David wasn’t allowed by God to build the temple but that didn’t mean he couldn’t still play a part in it. David couldn’t build the temple he wanted to build, but he did the next best thing, maybe even a better thing. David poured all his time and attention for the remainder of his life to making sure that his son was a success, to making sure that he would have everything he needed when it was time for him to follow God’s path.

I think there is a lesson in here for us.  Maybe our goal shouldn’t be making a name for ourselves.  Maybe it shouldn’t be to see how big we can make our bank accounts, or to accumulate real estate, or cars, or the best furniture and clothes.

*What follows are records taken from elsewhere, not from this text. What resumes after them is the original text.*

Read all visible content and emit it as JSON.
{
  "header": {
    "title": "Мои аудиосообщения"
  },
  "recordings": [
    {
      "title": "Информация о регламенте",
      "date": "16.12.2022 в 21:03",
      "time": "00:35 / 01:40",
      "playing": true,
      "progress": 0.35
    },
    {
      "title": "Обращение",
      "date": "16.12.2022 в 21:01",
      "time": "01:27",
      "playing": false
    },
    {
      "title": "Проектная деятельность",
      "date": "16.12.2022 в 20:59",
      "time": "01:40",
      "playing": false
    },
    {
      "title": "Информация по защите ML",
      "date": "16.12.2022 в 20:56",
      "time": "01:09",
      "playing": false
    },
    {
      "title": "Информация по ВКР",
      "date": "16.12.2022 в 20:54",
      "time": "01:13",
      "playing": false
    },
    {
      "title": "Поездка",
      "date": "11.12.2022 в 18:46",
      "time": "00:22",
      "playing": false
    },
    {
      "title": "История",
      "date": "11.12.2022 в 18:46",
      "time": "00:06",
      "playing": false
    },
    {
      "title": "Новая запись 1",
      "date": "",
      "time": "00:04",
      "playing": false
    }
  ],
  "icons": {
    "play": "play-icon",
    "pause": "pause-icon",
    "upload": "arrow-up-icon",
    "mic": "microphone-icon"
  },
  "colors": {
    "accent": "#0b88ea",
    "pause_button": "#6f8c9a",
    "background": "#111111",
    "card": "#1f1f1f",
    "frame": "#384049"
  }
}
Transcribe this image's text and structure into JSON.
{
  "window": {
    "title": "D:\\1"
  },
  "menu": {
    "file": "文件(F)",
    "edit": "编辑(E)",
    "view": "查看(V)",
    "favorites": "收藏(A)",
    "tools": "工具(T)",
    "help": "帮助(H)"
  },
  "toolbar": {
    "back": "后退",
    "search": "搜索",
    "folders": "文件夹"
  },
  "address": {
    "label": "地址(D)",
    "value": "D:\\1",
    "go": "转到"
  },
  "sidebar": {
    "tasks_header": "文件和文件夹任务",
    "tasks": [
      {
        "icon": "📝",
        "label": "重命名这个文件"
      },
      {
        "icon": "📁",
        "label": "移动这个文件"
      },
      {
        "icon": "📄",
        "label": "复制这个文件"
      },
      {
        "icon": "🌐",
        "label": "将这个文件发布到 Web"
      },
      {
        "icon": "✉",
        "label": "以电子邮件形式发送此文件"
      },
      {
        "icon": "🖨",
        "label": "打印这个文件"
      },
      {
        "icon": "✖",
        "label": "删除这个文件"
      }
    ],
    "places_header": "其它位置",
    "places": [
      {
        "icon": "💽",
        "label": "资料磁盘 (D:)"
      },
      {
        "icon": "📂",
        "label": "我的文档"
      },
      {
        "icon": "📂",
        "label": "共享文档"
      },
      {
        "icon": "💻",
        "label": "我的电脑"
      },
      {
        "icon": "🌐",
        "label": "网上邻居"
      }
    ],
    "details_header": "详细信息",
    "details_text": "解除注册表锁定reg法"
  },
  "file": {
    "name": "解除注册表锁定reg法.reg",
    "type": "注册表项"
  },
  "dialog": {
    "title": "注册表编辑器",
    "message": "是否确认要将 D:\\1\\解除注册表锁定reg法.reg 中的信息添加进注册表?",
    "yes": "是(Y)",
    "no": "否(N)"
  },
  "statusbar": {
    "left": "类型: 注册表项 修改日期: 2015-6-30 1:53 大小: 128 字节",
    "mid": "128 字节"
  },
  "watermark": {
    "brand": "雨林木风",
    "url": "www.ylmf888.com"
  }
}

Maybe our goal should be to use our resources to set up the future generation for success.  And there are all kinds of ways we can do that:

  • Pray for our kids
  • Raise them in the church
  • Care for the kids in your neighborhood
  • Teach Sunday school
  • Volunteer in our youth ministry
  • Mentor a young prodigy at your work

Break the Cycle

I’ve said this many times before but it bears repeating.  I know some of you come from a rough family background.  Your parents were distant or abusive or addicted.  If all you do is to shift that environment and break that legacy of abuse then you are a success.  If all you do is trade dysfunction for function you are a success.  You don’t have to do anything else with your life.  Your life will have been a success.

It starts with an attitude shift.  Rather than focusing on you and making a name for yourself and pointing people to you and your accomplishments, focus on that next generation.  They may be the ones that live out your dream.

Look, you can try to make a name for yourself through buildings with your name on it or pictures that the world recognizes or a car that bears your name, but if that’s the focus of your life you may miss a real legacy.  Legacies are made through people, not things.  Let me end with this simple question.  How are you building your legacy?